Avoiding Common Contract Pitfalls
One of the problems with dealing with the deluge of laws and regulations is that we can get so caught up in the nuances that we forget to look at the real basic stuff. I was thinking of this yesterday when I came across a recently released decision by New York’s Appellate Division, First Department that underscores one of the biggest potential pitfalls credit unions face and also one of the easiest to avoid. In a nutshell, make sure that your contracts not only have a means of amendment to reflect changing circumstances, but that these provisions are actually utilized when requirements change. This may seem like obvious advice, but according to Judge Saxe “courts are presented over and over again with litigation arising out of circumstances where one party to a contract wrongfully presumes based on past practices that an oral modification will be sufficient.” The case, Nassau Beekman, LLC v. Ann/Nassau Realty, LLC, deals with a major Manhattan real estate transaction where millions of dollars were at stake. But it reflects three mistakes that credit unions and other businesses are sometimes susceptible to, particularly when they establish agreements with vendors with whom they have a good working relationship.
- Your contract amendments should not only have a provision requiring that amendments be made in writing, but these provisions have to be followed.
- Email is not a substitute for an actual change in the contract’s terms.
- The black and white letters of the law in contract terms trump past practice (i.e. the everybody does it defense) any day of the week.
The case that the Judge was clearly exasperated by involved a multi-million real estate transaction, the closing for which was repeatedly postponed by both parties. Eventually, in September 2008, the defendant property owner appeared for the closing but the lawyer for the plaintiff buyer did not. Despite a round of emails demonstrating that the parties had been negotiating, no written modification was made to the contract and six weeks later defendant sent a notice of termination informing the would-be buyers that they were keeping the down payment for breach of the contract.
Now remember all the ensuing litigation could have been prevented had the parties simply reduced whatever agreements they made to postpone closing dates to writing.
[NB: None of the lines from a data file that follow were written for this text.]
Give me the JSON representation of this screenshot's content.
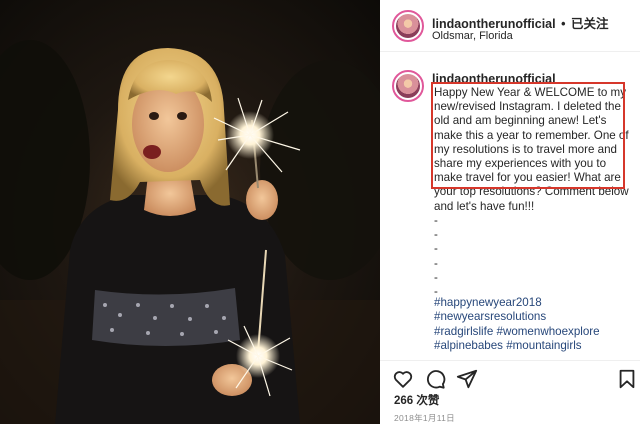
{
  "post": {
    "username": "lindaontherunofficial",
    "follow_label": "已关注",
    "separator": "•",
    "location": "Oldsmar, Florida"
  },
  "caption": {
    "username": "lindaontherunofficial",
    "text": "Happy New Year & WELCOME to my new/revised Instagram. I deleted the old and am beginning anew! Let's make this a year to remember. One of my resolutions is to travel more and share my experiences with you to make travel for you easier! What are your top resolutions? Comment below and let's have fun!!!",
    "dashes": [
      "-",
      "-",
      "-",
      "-",
      "-",
      "-"
    ],
    "hashtags": [
      "#happynewyear2018",
      "#newyearsresolutions",
      "#radgirlslife #womenwhoexplore",
      "#alpinebabes #mountaingirls"
    ]
  },
  "actions": {
    "icons": [
      "heart-icon",
      "comment-icon",
      "share-icon",
      "bookmark-icon"
    ]
  },
  "likes": "266 次赞",
  "date": "2018年1月11日",
  "colors": {
    "highlight_box": "#d6372b",
    "hashtag": "#27477a",
    "avatar_ring": "#e0589a"
  }
}
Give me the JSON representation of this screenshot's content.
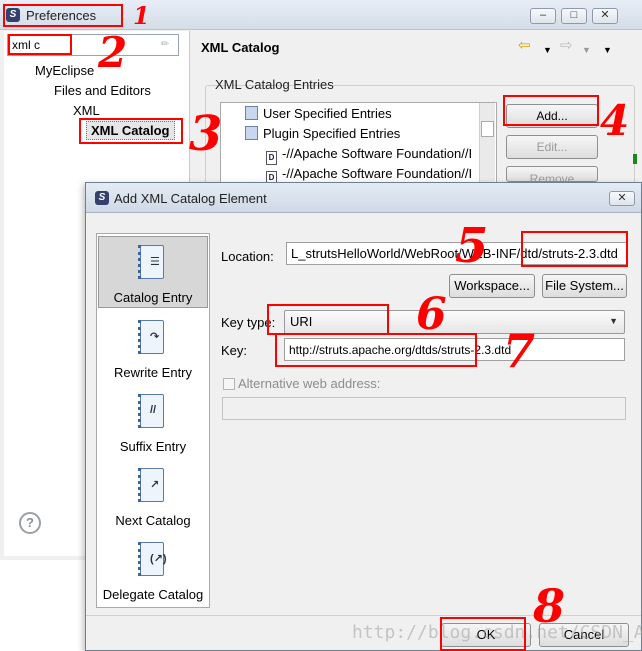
{
  "preferences": {
    "title": "Preferences",
    "filter_value": "xml c",
    "tree": [
      "MyEclipse",
      "Files and Editors",
      "XML",
      "XML Catalog"
    ],
    "page_title": "XML Catalog",
    "group_label": "XML Catalog Entries",
    "entries": [
      "User Specified Entries",
      "Plugin Specified Entries",
      "-//Apache Software Foundation//I",
      "-//Apache Software Foundation//I"
    ],
    "buttons": {
      "add": "Add...",
      "edit": "Edit...",
      "remove": "Remove"
    },
    "help_glyph": "?"
  },
  "dialog": {
    "title": "Add XML Catalog Element",
    "entry_types": [
      "Catalog Entry",
      "Rewrite Entry",
      "Suffix Entry",
      "Next Catalog",
      "Delegate Catalog"
    ],
    "selected_type": "Catalog Entry",
    "location_label": "Location:",
    "location_value": "L_strutsHelloWorld/WebRoot/WEB-INF/dtd/struts-2.3.dtd",
    "workspace_button": "Workspace...",
    "filesystem_button": "File System...",
    "keytype_label": "Key type:",
    "keytype_value": "URI",
    "key_label": "Key:",
    "key_value": "http://struts.apache.org/dtds/struts-2.3.dtd",
    "alt_label": "Alternative web address:",
    "ok": "OK",
    "cancel": "Cancel"
  },
  "annotations": [
    "1",
    "2",
    "3",
    "4",
    "5",
    "6",
    "7",
    "8"
  ],
  "annotation_color": "#ff0000",
  "watermark": "http://blog.csdn.net/CSDN_AL"
}
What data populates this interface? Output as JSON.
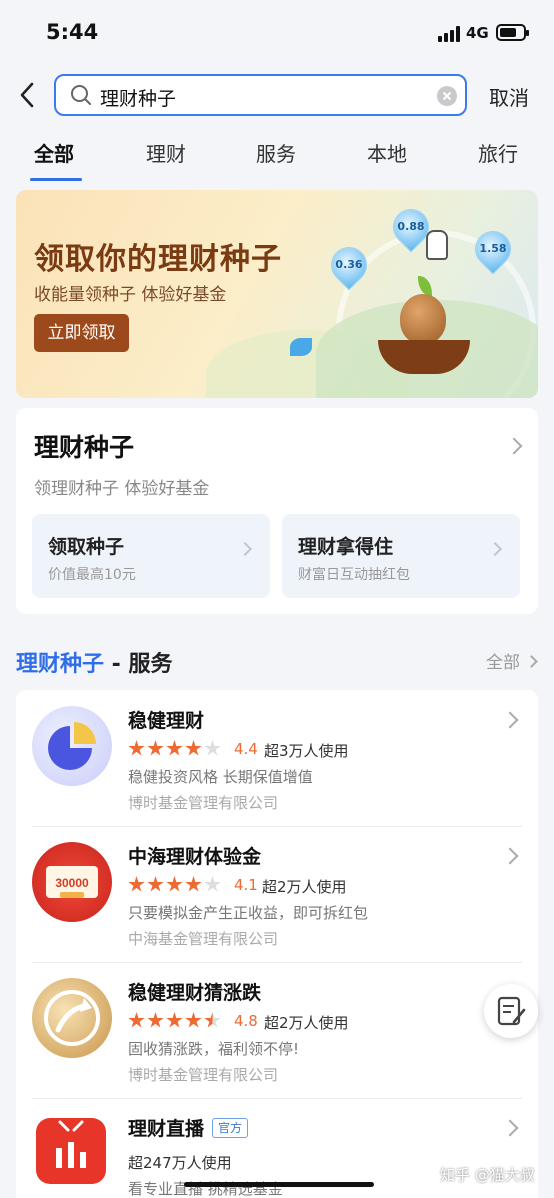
{
  "status_bar": {
    "time": "5:44",
    "network": "4G"
  },
  "search": {
    "query": "理财种子",
    "cancel_label": "取消"
  },
  "tabs": [
    {
      "label": "全部",
      "active": true
    },
    {
      "label": "理财",
      "active": false
    },
    {
      "label": "服务",
      "active": false
    },
    {
      "label": "本地",
      "active": false
    },
    {
      "label": "旅行",
      "active": false
    }
  ],
  "banner": {
    "title": "领取你的理财种子",
    "subtitle": "收能量领种子 体验好基金",
    "button_label": "立即领取",
    "drops": [
      "0.36",
      "0.88",
      "1.58"
    ]
  },
  "feature_card": {
    "title": "理财种子",
    "subtitle": "领理财种子 体验好基金",
    "subcards": [
      {
        "title": "领取种子",
        "subtitle": "价值最高10元"
      },
      {
        "title": "理财拿得住",
        "subtitle": "财富日互动抽红包"
      }
    ]
  },
  "section": {
    "keyword": "理财种子",
    "rest": " - 服务",
    "all_label": "全部"
  },
  "services": [
    {
      "name": "稳健理财",
      "rating": "4.4",
      "stars": 4,
      "users": "超3万人使用",
      "desc": "稳健投资风格 长期保值增值",
      "provider": "博时基金管理有限公司"
    },
    {
      "name": "中海理财体验金",
      "rating": "4.1",
      "stars": 4,
      "users": "超2万人使用",
      "desc": "只要模拟金产生正收益，即可拆红包",
      "provider": "中海基金管理有限公司"
    },
    {
      "name": "稳健理财猜涨跌",
      "rating": "4.8",
      "stars": 4.5,
      "users": "超2万人使用",
      "desc": "固收猜涨跌，福利领不停!",
      "provider": "博时基金管理有限公司"
    },
    {
      "name": "理财直播",
      "badge": "官方",
      "users": "超247万人使用",
      "desc": "看专业直播 挑精选基金"
    }
  ],
  "watermark": "知乎 @猫大叔",
  "colors": {
    "accent": "#2f6ee6",
    "star": "#ee6a33",
    "banner_button": "#9c4a1b"
  }
}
Instead, the would-be property buyers were left to argue that it was common industry practice for postponement agreements to be made orally and then reduced to writing, that such an oral agreement was made, and that the emails exchanged between the parties were strong evidence of the agreement. All this might be true, but the contract itself stated that contract modifications had to be in writing and New York’s general obligation law codifies this requirement. But what about the email and the subsequent negotiations? While the subsequent action of parties can be used to demonstrate that an agreement was modified, such evidence has to be “unequivocably” related to the contract. Needless to say, this is a very high standard, which brings up one more point: always send your attorney copies of any emails and other communications that you have with a party with whom you are going to enter a contract. This is the best way to ensure that the contract reflects what it is the parties actually agreed to, while potentially saving you lots of money down the road.